[Data about app and page elements]
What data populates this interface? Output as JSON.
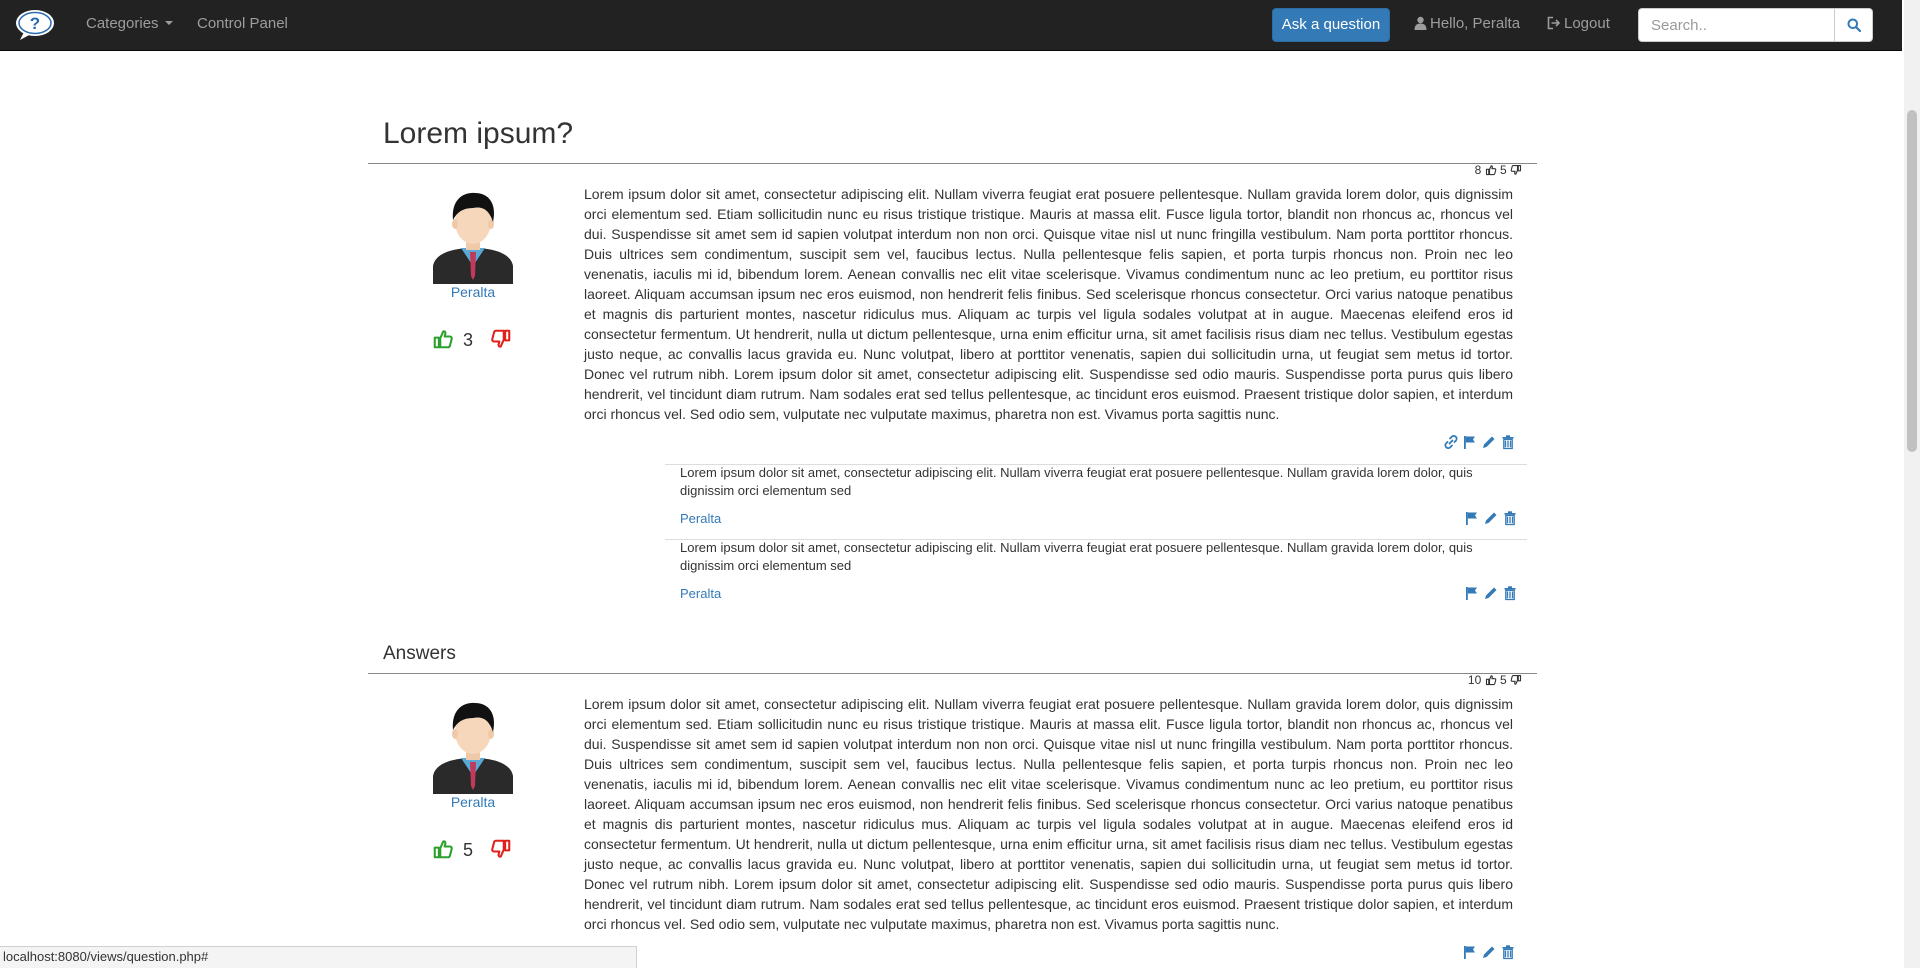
{
  "navbar": {
    "categories_label": "Categories",
    "control_panel_label": "Control Panel",
    "ask_label": "Ask a question",
    "hello_label": "Hello, Peralta",
    "logout_label": "Logout",
    "search_placeholder": "Search.."
  },
  "question": {
    "title": "Lorem ipsum?",
    "likes": "8",
    "dislikes": "5",
    "author": "Peralta",
    "score": "3",
    "body": "Lorem ipsum dolor sit amet, consectetur adipiscing elit. Nullam viverra feugiat erat posuere pellentesque. Nullam gravida lorem dolor, quis dignissim orci elementum sed. Etiam sollicitudin nunc eu risus tristique tristique. Mauris at massa elit. Fusce ligula tortor, blandit non rhoncus ac, rhoncus vel dui. Suspendisse sit amet sem id sapien volutpat interdum non non orci. Quisque vitae nisl ut nunc fringilla vestibulum. Nam porta porttitor rhoncus. Duis ultrices sem condimentum, suscipit sem vel, faucibus lectus. Nulla pellentesque felis sapien, et porta turpis rhoncus non. Proin nec leo venenatis, iaculis mi id, bibendum lorem. Aenean convallis nec elit vitae scelerisque. Vivamus condimentum nunc ac leo pretium, eu porttitor risus laoreet. Aliquam accumsan ipsum nec eros euismod, non hendrerit felis finibus. Sed scelerisque rhoncus consectetur. Orci varius natoque penatibus et magnis dis parturient montes, nascetur ridiculus mus. Aliquam ac turpis vel ligula sodales volutpat at in augue. Maecenas eleifend eros id consectetur fermentum. Ut hendrerit, nulla ut dictum pellentesque, urna enim efficitur urna, sit amet facilisis risus diam nec tellus. Vestibulum egestas justo neque, ac convallis lacus gravida eu. Nunc volutpat, libero at porttitor venenatis, sapien dui sollicitudin urna, ut feugiat sem metus id tortor. Donec vel rutrum nibh. Lorem ipsum dolor sit amet, consectetur adipiscing elit. Suspendisse sed odio mauris. Suspendisse porta purus quis libero hendrerit, vel tincidunt diam rutrum. Nam sodales erat sed tellus pellentesque, ac tincidunt eros euismod. Praesent tristique dolor sapien, et interdum orci rhoncus vel. Sed odio sem, vulputate nec vulputate maximus, pharetra non est. Vivamus porta sagittis nunc.",
    "comments": [
      {
        "text": "Lorem ipsum dolor sit amet, consectetur adipiscing elit. Nullam viverra feugiat erat posuere pellentesque. Nullam gravida lorem dolor, quis dignissim orci elementum sed",
        "author": "Peralta"
      },
      {
        "text": "Lorem ipsum dolor sit amet, consectetur adipiscing elit. Nullam viverra feugiat erat posuere pellentesque. Nullam gravida lorem dolor, quis dignissim orci elementum sed",
        "author": "Peralta"
      }
    ]
  },
  "answers": {
    "title": "Answers",
    "items": [
      {
        "likes": "10",
        "dislikes": "5",
        "author": "Peralta",
        "score": "5",
        "body": "Lorem ipsum dolor sit amet, consectetur adipiscing elit. Nullam viverra feugiat erat posuere pellentesque. Nullam gravida lorem dolor, quis dignissim orci elementum sed. Etiam sollicitudin nunc eu risus tristique tristique. Mauris at massa elit. Fusce ligula tortor, blandit non rhoncus ac, rhoncus vel dui. Suspendisse sit amet sem id sapien volutpat interdum non non orci. Quisque vitae nisl ut nunc fringilla vestibulum. Nam porta porttitor rhoncus. Duis ultrices sem condimentum, suscipit sem vel, faucibus lectus. Nulla pellentesque felis sapien, et porta turpis rhoncus non. Proin nec leo venenatis, iaculis mi id, bibendum lorem. Aenean convallis nec elit vitae scelerisque. Vivamus condimentum nunc ac leo pretium, eu porttitor risus laoreet. Aliquam accumsan ipsum nec eros euismod, non hendrerit felis finibus. Sed scelerisque rhoncus consectetur. Orci varius natoque penatibus et magnis dis parturient montes, nascetur ridiculus mus. Aliquam ac turpis vel ligula sodales volutpat at in augue. Maecenas eleifend eros id consectetur fermentum. Ut hendrerit, nulla ut dictum pellentesque, urna enim efficitur urna, sit amet facilisis risus diam nec tellus. Vestibulum egestas justo neque, ac convallis lacus gravida eu. Nunc volutpat, libero at porttitor venenatis, sapien dui sollicitudin urna, ut feugiat sem metus id tortor. Donec vel rutrum nibh. Lorem ipsum dolor sit amet, consectetur adipiscing elit. Suspendisse sed odio mauris. Suspendisse porta purus quis libero hendrerit, vel tincidunt diam rutrum. Nam sodales erat sed tellus pellentesque, ac tincidunt eros euismod. Praesent tristique dolor sapien, et interdum orci rhoncus vel. Sed odio sem, vulputate nec vulputate maximus, pharetra non est. Vivamus porta sagittis nunc."
      }
    ]
  },
  "status_bar": {
    "url": "localhost:8080/views/question.php#"
  },
  "icons": {
    "brand": "question-bubble-icon",
    "user": "user-icon",
    "logout": "logout-icon",
    "search": "search-icon",
    "thumbs_up": "thumbs-up-icon",
    "thumbs_down": "thumbs-down-icon",
    "link": "link-icon",
    "flag": "flag-icon",
    "edit": "pencil-icon",
    "delete": "trash-icon"
  },
  "colors": {
    "navbar_bg": "#222222",
    "nav_text": "#9d9d9d",
    "primary": "#337ab7",
    "upvote": "#2ca02c",
    "downvote": "#e0201b"
  }
}
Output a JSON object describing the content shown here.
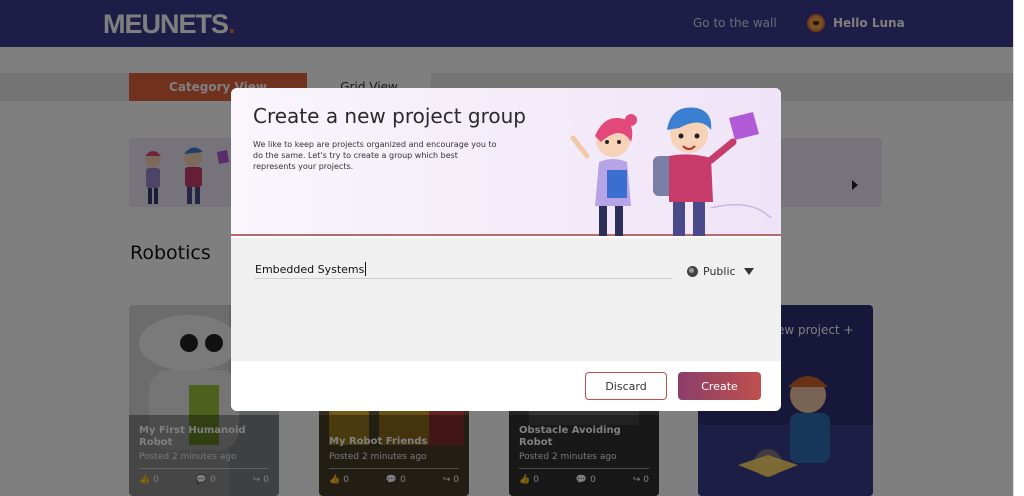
{
  "header": {
    "logo_text": "MEUNETS",
    "logo_dot": ".",
    "nav_wall": "Go to the wall",
    "greeting": "Hello Luna",
    "avatar_icon": "user-avatar-icon",
    "brand_color": "#3b3a8f",
    "accent_color": "#e06a4a"
  },
  "view_tabs": {
    "category": "Category View",
    "grid": "Grid View"
  },
  "section": {
    "title": "Robotics"
  },
  "cards": [
    {
      "title": "My First Humanoid Robot",
      "posted": "Posted 2 minutes ago",
      "likes": "0",
      "comments": "0",
      "shares": "0"
    },
    {
      "title": "My Robot Friends",
      "posted": "Posted 2 minutes ago",
      "likes": "0",
      "comments": "0",
      "shares": "0"
    },
    {
      "title": "Obstacle Avoiding Robot",
      "posted": "Posted 2 minutes ago",
      "likes": "0",
      "comments": "0",
      "shares": "0"
    }
  ],
  "new_project": {
    "label": "New project +"
  },
  "modal": {
    "title": "Create a new project group",
    "description": "We like to keep are projects organized and encourage you to do the same. Let's try to create a group which best represents your projects.",
    "group_name_value": "Embedded Systems",
    "visibility": "Public",
    "discard_label": "Discard",
    "create_label": "Create",
    "create_gradient": [
      "#8b3e6a",
      "#c0504d"
    ]
  }
}
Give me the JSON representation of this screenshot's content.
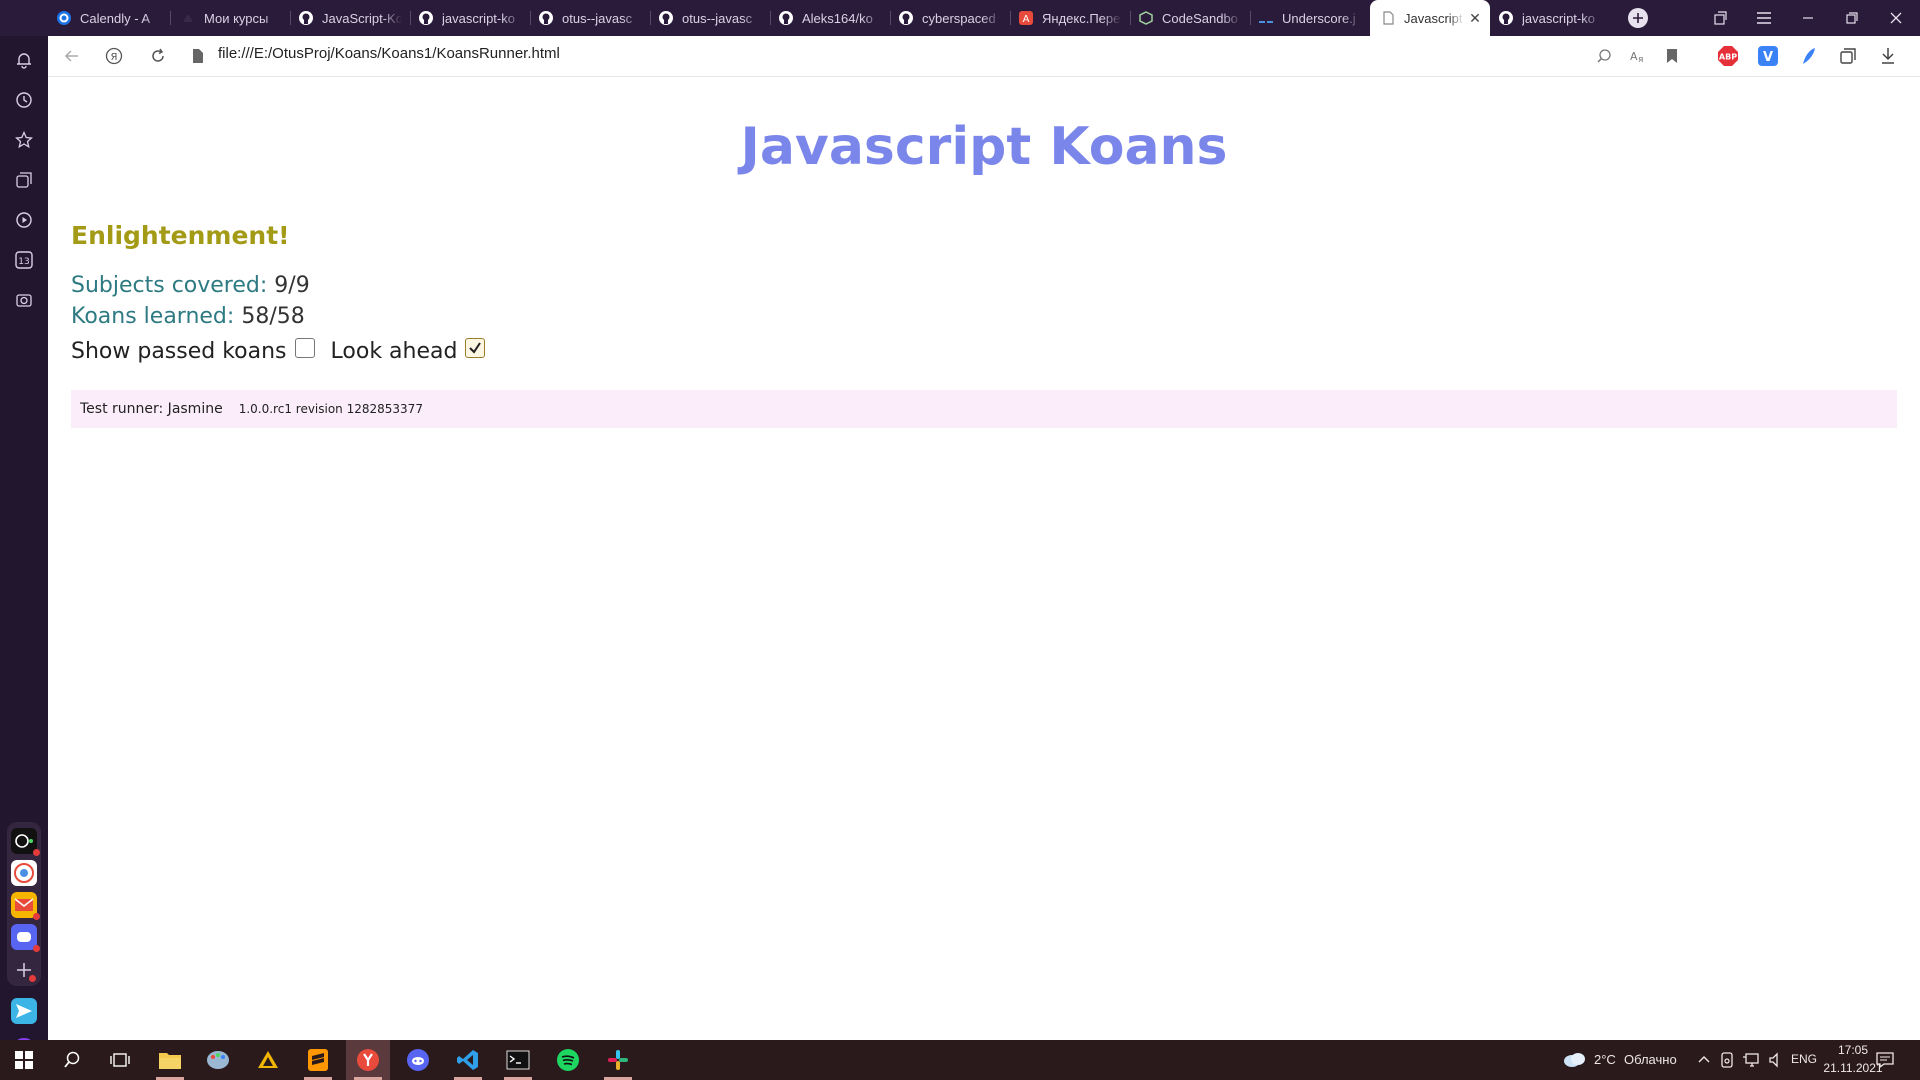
{
  "tabs": [
    {
      "label": "Calendly - A",
      "icon": "calendly-icon"
    },
    {
      "label": "Мои курсы",
      "icon": "courses-icon"
    },
    {
      "label": "JavaScript-Ko",
      "icon": "github-icon"
    },
    {
      "label": "javascript-ko",
      "icon": "github-icon"
    },
    {
      "label": "otus--javasc",
      "icon": "github-icon"
    },
    {
      "label": "otus--javasc",
      "icon": "github-icon"
    },
    {
      "label": "Aleks164/ko",
      "icon": "github-icon"
    },
    {
      "label": "cyberspaced",
      "icon": "github-icon"
    },
    {
      "label": "Яндекс.Пере",
      "icon": "yandex-translate-icon"
    },
    {
      "label": "CodeSandbo",
      "icon": "codesandbox-icon"
    },
    {
      "label": "Underscore.j",
      "icon": "underscore-icon"
    },
    {
      "label": "Javascript",
      "icon": "file-icon",
      "active": true
    },
    {
      "label": "javascript-ko",
      "icon": "github-icon"
    }
  ],
  "address": {
    "url": "file:///E:/OtusProj/Koans/Koans1/KoansRunner.html"
  },
  "extensions": {
    "abp_label": "ABP",
    "v_label": "V"
  },
  "page": {
    "title": "Javascript Koans",
    "status": "Enlightenment!",
    "subjects_label": "Subjects covered:",
    "subjects_value": "9/9",
    "koans_label": "Koans learned:",
    "koans_value": "58/58",
    "show_passed_label": "Show passed koans",
    "show_passed_checked": false,
    "look_ahead_label": "Look ahead",
    "look_ahead_checked": true,
    "runner_label": "Test runner: Jasmine",
    "runner_version": "1.0.0.rc1 revision 1282853377"
  },
  "sidebar": {
    "calendar_badge": "13"
  },
  "taskbar": {
    "weather_temp": "2°C",
    "weather_text": "Облачно",
    "lang": "ENG",
    "time": "17:05",
    "date": "21.11.2021"
  },
  "colors": {
    "title": "#7b86ea",
    "status": "#a39a16",
    "stat_key": "#2e7a82",
    "runner_bg": "#fbeefa",
    "tabbar_bg": "#2b1b3a",
    "taskbar_bg": "#2a1a1c"
  }
}
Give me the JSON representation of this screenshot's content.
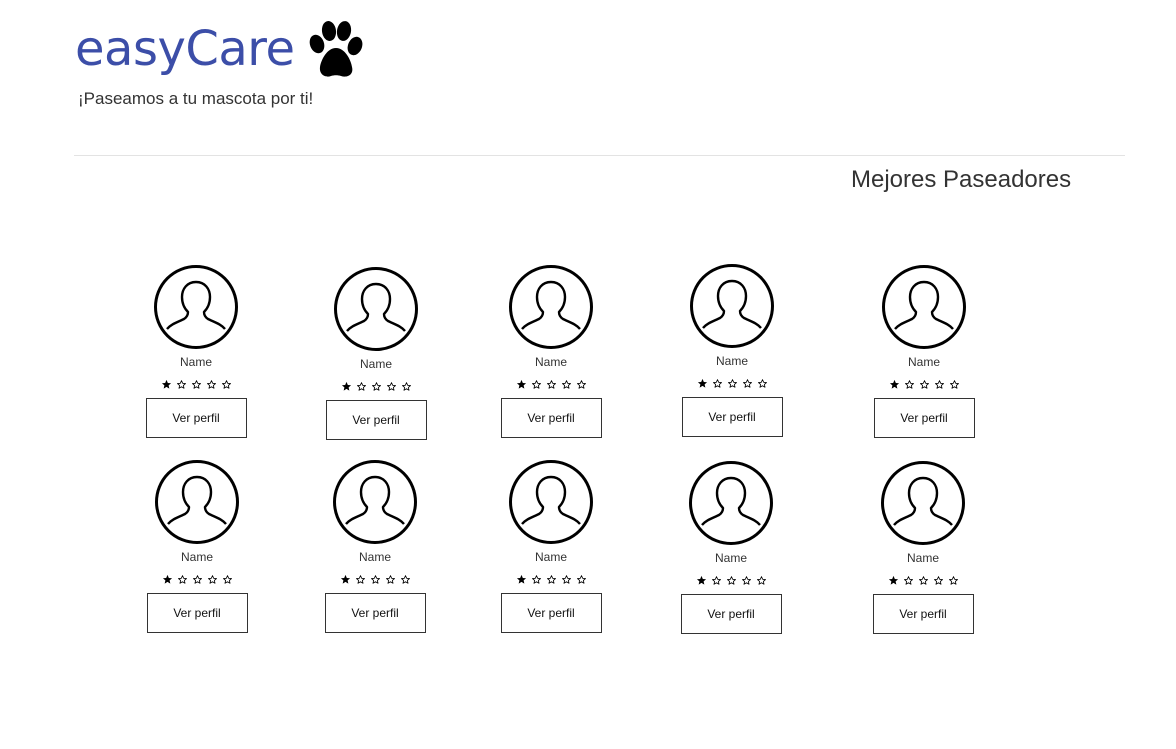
{
  "header": {
    "brand": "easyCare",
    "tagline": "¡Paseamos a tu mascota por ti!",
    "logo_icon": "paw-icon",
    "brand_color": "#3c4ea8"
  },
  "section": {
    "title": "Mejores Paseadores"
  },
  "walkers": [
    {
      "name": "Name",
      "rating": 1,
      "button": "Ver perfil"
    },
    {
      "name": "Name",
      "rating": 1,
      "button": "Ver perfil"
    },
    {
      "name": "Name",
      "rating": 1,
      "button": "Ver perfil"
    },
    {
      "name": "Name",
      "rating": 1,
      "button": "Ver perfil"
    },
    {
      "name": "Name",
      "rating": 1,
      "button": "Ver perfil"
    },
    {
      "name": "Name",
      "rating": 1,
      "button": "Ver perfil"
    },
    {
      "name": "Name",
      "rating": 1,
      "button": "Ver perfil"
    },
    {
      "name": "Name",
      "rating": 1,
      "button": "Ver perfil"
    },
    {
      "name": "Name",
      "rating": 1,
      "button": "Ver perfil"
    },
    {
      "name": "Name",
      "rating": 1,
      "button": "Ver perfil"
    }
  ],
  "rating_max": 5
}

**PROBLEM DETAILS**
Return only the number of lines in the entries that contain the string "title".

**TASK RESPONSE**
10